What is being asked >>
Pictures aside, the data must be reproduced exactly.

Data supplied START

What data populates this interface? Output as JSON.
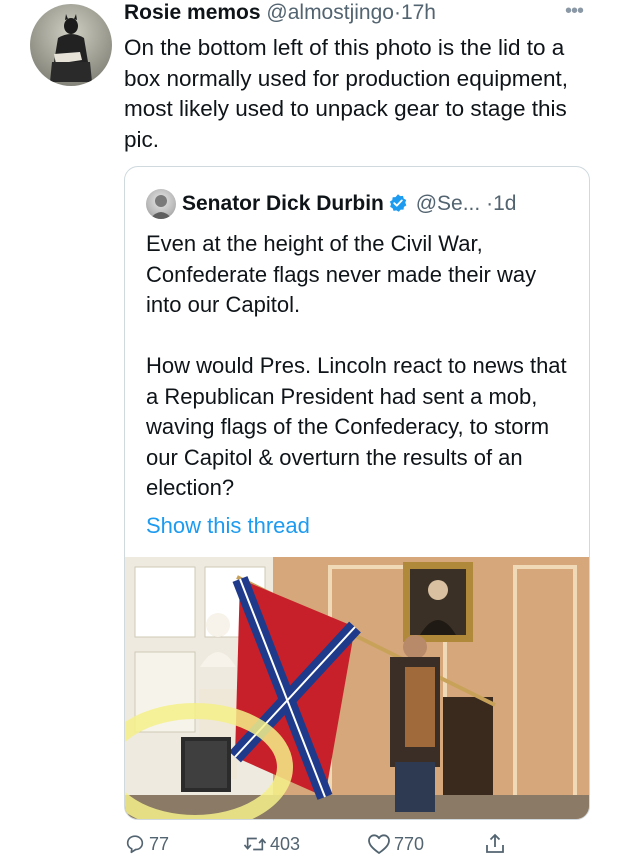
{
  "tweet": {
    "author_name": "Rosie memos",
    "handle": "@almostjingo",
    "separator": "·",
    "time": "17h",
    "more_icon": "more-icon",
    "text": "On the bottom left of this photo is the lid to a box normally used for production equipment, most likely used to unpack gear to stage this pic."
  },
  "quote": {
    "author_name": "Senator Dick Durbin",
    "handle": "@Se...",
    "separator": "·",
    "time": "1d",
    "verified_icon": "verified-badge-icon",
    "paragraphs": [
      "Even at the height of the Civil War, Confederate flags never made their way into our Capitol.",
      "How would Pres. Lincoln react to news that a Republican President had sent a mob, waving flags of the Confederacy, to storm our Capitol & overturn the results of an election?"
    ],
    "show_thread": "Show this thread",
    "media": "photo"
  },
  "actions": {
    "reply_count": "77",
    "retweet_count": "403",
    "like_count": "770",
    "share_icon": "share-icon"
  },
  "colors": {
    "link": "#1d9bf0",
    "secondary_text": "#536471",
    "border": "#cfd9de",
    "highlight": "#f5f08a"
  }
}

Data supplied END

Written answer >>
What data populates this interface? Output as JSON.
{
  "tweet": {
    "author_name": "Rosie memos",
    "handle": "@almostjingo",
    "separator": "·",
    "time": "17h",
    "more_icon": "more-icon",
    "text": "On the bottom left of this photo is the lid to a box normally used for production equipment, most likely used to unpack gear to stage this pic."
  },
  "quote": {
    "author_name": "Senator Dick Durbin",
    "handle": "@Se...",
    "separator": "·",
    "time": "1d",
    "verified_icon": "verified-badge-icon",
    "paragraphs": [
      "Even at the height of the Civil War, Confederate flags never made their way into our Capitol.",
      "How would Pres. Lincoln react to news that a Republican President had sent a mob, waving flags of the Confederacy, to storm our Capitol & overturn the results of an election?"
    ],
    "show_thread": "Show this thread",
    "media": "photo"
  },
  "actions": {
    "reply_count": "77",
    "retweet_count": "403",
    "like_count": "770",
    "share_icon": "share-icon"
  },
  "colors": {
    "link": "#1d9bf0",
    "secondary_text": "#536471",
    "border": "#cfd9de",
    "highlight": "#f5f08a"
  }
}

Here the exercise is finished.